I leave 10 days from now, by myself. I have a plane ticket, and a visa, and a wad of US cash ($100 new bills only, pristine condition, post 2006, no serial numbers of CA or BA). An itinerary with nothing apparently confirmed in a way I would recognize it — a (recommended) local travel agent who suggested I send the payment for my hotels and internal flights to her brother at Ohio State, because transferring money is so complicated. Trust, and the willingness to perhaps be wrong, to have to find my way.
Why. I saw an image in a film of the fields of golden temples at Bagan, and it struck me. “I want to go to there!”, but I didn’t even know where “there” was.
I figured out where it was, and that it’s open to tourists more, right now, and that maybe that means it’s a small window of time, or it might mean that in 3 years it will be simpler and well-visited.
In that sense it’s the right time, but in seasons, it’s the wrong time — it’s the shoulder into the summer, and it’s rainy in the mountains (no birding), and some of the things I want to do, like a river trip between Bagan and Mandalay, aren’t happening. It looks like even the hot air balloons over Bagan at sunrise may not be happening.
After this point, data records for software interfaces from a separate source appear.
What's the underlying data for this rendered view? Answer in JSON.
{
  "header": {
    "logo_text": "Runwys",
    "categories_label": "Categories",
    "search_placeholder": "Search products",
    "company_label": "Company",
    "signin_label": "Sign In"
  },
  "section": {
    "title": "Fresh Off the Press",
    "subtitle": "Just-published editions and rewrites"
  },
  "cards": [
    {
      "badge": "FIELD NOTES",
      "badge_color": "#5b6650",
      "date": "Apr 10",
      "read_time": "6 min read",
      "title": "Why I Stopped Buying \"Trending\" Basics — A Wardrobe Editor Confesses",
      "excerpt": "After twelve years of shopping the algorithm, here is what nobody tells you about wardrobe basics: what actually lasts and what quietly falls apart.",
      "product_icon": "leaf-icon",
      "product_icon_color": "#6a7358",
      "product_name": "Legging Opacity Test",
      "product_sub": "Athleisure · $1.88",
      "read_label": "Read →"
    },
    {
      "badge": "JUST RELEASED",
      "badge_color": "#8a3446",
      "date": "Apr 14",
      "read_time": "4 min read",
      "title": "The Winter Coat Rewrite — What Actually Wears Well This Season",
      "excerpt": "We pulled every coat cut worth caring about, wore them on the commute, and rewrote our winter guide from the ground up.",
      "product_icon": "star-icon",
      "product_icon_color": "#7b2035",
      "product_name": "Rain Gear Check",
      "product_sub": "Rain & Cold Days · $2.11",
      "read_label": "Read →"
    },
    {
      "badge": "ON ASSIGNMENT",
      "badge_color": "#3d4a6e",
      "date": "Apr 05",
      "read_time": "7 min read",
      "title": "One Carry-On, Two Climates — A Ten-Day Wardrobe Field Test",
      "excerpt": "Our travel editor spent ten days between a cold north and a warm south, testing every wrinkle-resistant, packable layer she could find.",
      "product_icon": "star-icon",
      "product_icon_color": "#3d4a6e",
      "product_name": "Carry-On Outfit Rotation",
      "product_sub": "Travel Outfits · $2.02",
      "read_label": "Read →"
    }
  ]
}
But it’s the right time for me to go on an adventure by myself, for purposeful, contemplative space, just me and my camera and my pen in a place as unfamiliar as possible.
I’ve always been intrigued by the region — the cluster of Tibet/Bhutan/Myanmar — where there is an incredible rich ripeness of stories and complex logic of history that is both so visible and so opaque to me. The land I could never understand from the inside, as I’ve come to learn from my time in Uganda, but that I might be able to taste, just a little, if I listen and look hard.
I’m trying to cram a bit before I go, tasting novels and surface history, but it’s such a skim of the top. I don’t even really understand the politics of the name change. I have the sense that for me, it might be like that planet they visited on Star Trek the Next Generation where the people spoke only in metaphor — where the enterprise members could understand the words but not the meaning of a statement like “darmok and jilad at tinagra.” Meaning “where two enemies achieved peace.” Wanting to immerse myself in those metaphors, try just a little bit to feel a place whose history and culture is so full, so long, so seasoned, future hopes so open. Feeling human scale of life in completely different space.